Check each line of the listing below for the string "mnemonic", then copy every line that has it.

Dataset extract >>
☆ ☆ ☆
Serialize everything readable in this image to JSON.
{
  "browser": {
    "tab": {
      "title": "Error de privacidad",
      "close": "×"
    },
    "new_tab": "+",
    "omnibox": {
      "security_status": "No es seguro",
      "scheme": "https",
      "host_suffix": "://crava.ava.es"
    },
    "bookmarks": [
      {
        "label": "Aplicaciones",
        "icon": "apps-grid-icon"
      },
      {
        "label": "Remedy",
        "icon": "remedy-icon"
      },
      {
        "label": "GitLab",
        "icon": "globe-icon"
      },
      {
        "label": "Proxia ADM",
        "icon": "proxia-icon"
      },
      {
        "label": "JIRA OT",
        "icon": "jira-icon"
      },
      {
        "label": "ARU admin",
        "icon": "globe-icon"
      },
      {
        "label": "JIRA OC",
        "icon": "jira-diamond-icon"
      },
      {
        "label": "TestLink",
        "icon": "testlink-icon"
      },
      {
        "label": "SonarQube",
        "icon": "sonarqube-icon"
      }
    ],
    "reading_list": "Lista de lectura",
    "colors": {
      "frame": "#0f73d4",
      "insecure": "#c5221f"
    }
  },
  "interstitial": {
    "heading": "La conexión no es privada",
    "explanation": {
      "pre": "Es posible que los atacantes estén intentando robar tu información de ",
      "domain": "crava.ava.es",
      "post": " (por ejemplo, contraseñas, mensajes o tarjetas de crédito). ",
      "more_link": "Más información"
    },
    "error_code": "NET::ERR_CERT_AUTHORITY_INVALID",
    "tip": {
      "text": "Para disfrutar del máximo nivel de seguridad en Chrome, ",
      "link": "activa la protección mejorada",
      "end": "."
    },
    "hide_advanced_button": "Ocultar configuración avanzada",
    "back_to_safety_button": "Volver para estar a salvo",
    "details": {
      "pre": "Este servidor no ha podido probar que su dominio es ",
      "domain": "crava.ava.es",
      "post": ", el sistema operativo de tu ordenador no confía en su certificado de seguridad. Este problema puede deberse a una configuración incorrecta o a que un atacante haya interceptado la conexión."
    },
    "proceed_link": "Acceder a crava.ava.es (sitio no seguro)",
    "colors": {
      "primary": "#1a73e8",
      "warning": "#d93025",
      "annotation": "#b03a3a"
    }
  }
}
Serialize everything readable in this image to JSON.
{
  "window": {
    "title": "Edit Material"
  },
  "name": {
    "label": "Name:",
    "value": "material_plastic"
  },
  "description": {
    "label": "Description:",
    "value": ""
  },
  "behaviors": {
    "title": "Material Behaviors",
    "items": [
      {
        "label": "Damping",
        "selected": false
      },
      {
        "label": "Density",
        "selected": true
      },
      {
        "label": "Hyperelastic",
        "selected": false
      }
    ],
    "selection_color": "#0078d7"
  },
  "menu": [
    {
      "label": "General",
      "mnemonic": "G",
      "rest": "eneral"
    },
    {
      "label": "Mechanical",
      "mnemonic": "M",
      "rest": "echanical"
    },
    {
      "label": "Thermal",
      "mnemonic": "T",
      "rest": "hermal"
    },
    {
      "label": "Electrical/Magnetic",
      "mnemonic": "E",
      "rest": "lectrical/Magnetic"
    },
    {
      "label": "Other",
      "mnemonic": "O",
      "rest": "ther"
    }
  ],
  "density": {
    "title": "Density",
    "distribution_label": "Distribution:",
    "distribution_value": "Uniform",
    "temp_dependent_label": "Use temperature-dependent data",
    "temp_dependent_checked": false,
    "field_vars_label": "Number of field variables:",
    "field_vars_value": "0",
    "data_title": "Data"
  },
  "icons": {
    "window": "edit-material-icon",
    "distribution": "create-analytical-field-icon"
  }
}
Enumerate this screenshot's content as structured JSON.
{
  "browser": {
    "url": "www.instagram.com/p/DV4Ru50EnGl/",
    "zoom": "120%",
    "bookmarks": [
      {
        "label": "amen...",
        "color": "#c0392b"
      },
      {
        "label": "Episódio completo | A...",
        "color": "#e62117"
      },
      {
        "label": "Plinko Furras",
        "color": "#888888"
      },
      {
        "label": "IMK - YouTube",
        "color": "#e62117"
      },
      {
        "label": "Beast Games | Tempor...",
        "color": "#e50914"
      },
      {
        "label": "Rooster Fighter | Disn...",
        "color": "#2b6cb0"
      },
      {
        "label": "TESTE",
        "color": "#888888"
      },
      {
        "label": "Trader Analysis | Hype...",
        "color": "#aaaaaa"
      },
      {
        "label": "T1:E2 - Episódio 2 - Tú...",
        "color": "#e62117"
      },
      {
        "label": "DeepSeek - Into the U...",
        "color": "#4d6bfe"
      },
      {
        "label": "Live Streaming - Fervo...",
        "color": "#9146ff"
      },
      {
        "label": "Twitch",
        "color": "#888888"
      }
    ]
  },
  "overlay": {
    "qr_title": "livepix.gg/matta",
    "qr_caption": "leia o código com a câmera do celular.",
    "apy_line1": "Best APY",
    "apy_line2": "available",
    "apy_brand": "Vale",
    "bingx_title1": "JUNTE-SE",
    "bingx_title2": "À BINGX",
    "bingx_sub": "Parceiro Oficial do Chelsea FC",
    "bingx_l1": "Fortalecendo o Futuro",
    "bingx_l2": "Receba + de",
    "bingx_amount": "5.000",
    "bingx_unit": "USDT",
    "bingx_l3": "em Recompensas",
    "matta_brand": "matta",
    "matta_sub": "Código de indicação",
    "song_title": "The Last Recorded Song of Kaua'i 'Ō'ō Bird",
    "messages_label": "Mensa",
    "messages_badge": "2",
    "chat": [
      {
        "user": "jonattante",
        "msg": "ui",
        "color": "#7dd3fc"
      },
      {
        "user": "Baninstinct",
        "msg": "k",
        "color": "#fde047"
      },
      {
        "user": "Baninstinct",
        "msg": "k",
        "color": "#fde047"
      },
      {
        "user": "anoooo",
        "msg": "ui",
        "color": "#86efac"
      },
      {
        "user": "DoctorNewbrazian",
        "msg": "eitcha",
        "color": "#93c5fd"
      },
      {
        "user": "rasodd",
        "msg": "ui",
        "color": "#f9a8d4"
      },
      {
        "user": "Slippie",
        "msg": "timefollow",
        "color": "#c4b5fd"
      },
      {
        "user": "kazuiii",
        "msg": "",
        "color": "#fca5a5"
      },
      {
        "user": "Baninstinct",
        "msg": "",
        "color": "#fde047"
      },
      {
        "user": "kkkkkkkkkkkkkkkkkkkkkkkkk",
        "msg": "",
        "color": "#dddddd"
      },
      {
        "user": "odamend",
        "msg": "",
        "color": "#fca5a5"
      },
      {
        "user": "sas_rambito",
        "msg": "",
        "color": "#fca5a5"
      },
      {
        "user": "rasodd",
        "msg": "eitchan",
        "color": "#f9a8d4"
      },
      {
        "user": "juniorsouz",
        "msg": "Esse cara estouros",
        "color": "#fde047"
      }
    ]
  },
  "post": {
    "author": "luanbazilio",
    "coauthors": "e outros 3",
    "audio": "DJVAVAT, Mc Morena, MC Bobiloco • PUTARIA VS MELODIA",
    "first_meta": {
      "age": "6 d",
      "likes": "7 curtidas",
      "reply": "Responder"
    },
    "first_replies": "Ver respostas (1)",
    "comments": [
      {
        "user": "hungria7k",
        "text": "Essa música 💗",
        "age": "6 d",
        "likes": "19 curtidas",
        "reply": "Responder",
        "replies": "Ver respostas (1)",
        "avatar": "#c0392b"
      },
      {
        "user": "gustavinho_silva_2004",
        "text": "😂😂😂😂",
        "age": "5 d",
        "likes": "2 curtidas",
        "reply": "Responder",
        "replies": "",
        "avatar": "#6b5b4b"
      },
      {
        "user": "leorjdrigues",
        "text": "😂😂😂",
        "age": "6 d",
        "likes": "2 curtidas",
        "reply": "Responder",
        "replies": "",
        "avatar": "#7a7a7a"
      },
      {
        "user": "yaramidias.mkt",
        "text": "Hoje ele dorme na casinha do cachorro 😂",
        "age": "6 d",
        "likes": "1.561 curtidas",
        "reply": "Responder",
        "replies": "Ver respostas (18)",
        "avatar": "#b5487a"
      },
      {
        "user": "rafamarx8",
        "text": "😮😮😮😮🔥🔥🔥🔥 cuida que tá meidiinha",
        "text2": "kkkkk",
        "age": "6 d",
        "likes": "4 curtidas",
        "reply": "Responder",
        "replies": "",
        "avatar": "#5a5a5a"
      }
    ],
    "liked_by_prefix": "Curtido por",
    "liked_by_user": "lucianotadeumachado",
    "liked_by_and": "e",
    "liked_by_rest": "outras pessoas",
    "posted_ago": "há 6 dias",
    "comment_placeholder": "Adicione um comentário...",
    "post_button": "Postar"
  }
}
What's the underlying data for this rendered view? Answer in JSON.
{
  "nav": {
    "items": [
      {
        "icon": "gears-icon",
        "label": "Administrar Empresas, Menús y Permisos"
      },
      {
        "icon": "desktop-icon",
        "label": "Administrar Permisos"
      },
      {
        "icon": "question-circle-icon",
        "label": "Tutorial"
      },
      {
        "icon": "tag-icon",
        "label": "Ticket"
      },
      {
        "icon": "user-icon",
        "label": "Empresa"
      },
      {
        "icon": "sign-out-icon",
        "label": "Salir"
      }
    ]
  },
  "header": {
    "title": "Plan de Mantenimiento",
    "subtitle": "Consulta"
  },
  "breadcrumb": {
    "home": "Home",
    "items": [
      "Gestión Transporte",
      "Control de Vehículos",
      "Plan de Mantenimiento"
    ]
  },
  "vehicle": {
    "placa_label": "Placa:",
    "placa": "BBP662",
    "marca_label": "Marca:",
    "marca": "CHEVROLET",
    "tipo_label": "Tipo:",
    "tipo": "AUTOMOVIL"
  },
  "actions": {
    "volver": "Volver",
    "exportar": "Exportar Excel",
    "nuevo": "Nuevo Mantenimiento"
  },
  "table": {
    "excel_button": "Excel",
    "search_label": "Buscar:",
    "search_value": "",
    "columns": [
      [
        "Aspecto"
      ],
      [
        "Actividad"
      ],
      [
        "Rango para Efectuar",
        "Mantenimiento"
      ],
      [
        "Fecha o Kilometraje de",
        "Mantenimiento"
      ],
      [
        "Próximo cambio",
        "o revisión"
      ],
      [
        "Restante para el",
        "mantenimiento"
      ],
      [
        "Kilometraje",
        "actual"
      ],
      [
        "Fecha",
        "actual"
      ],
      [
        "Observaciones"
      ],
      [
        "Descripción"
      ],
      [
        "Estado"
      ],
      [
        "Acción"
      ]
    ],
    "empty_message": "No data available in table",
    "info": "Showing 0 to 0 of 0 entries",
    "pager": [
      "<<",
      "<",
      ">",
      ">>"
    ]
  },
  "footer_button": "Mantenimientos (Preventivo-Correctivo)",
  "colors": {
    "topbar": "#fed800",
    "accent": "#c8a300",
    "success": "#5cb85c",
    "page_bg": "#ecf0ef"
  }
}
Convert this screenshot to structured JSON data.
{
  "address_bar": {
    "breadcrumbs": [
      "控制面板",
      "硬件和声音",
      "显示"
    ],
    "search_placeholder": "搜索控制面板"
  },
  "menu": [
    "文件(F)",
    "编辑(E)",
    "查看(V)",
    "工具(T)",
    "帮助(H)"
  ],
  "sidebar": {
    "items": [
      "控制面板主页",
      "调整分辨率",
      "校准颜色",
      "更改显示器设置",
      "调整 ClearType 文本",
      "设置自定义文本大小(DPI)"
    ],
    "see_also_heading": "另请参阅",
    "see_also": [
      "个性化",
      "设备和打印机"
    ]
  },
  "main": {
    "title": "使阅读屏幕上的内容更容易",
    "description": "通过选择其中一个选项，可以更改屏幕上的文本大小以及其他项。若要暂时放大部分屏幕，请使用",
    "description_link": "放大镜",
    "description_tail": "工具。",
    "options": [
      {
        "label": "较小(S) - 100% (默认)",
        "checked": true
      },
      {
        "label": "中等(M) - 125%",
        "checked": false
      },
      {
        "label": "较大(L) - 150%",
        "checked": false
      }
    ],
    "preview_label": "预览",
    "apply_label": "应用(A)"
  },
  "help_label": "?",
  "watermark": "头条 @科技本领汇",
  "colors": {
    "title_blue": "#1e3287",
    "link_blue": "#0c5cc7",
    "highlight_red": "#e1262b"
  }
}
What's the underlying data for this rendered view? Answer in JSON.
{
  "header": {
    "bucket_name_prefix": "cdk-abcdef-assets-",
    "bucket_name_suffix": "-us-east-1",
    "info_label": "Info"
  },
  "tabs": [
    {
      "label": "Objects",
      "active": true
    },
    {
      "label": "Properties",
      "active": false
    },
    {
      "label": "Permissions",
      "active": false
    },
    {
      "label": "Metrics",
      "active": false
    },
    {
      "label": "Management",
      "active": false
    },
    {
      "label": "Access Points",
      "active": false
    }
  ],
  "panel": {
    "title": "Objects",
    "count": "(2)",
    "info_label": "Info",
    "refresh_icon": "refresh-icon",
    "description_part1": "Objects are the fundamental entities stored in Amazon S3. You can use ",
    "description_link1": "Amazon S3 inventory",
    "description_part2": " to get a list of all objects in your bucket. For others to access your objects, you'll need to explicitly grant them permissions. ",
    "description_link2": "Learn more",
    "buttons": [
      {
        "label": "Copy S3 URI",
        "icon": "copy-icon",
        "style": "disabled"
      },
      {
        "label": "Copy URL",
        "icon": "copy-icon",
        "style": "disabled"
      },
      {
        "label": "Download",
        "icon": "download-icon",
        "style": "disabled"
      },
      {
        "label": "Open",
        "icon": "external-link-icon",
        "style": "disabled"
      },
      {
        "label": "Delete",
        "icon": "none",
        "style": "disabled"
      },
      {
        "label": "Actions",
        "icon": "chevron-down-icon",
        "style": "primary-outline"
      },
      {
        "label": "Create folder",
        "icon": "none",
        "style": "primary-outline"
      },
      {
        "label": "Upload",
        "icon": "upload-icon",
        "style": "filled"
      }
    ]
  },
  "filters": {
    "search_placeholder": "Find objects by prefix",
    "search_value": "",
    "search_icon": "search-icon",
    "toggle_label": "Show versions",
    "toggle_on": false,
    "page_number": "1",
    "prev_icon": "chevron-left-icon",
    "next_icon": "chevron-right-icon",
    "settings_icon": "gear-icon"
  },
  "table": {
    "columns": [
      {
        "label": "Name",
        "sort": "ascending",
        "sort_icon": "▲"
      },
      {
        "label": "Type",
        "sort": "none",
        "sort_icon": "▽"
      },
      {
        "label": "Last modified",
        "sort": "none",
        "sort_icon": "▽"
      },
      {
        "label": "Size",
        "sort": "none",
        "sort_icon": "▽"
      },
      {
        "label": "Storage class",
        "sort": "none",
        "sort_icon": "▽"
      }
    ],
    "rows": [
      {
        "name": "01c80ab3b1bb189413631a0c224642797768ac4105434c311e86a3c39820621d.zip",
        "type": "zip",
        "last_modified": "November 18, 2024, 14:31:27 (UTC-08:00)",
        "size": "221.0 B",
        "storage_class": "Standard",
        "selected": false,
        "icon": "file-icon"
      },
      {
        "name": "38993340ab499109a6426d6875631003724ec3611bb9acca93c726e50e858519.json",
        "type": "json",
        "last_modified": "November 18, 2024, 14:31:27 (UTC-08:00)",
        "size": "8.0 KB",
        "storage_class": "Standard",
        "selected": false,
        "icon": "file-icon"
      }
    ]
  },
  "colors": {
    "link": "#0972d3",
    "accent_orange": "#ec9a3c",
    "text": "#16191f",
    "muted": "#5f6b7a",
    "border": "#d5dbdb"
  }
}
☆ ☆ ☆
Output of the task >>
      "mnemonic": "G",
      "mnemonic": "M",
      "mnemonic": "T",
      "mnemonic": "E",
      "mnemonic": "O",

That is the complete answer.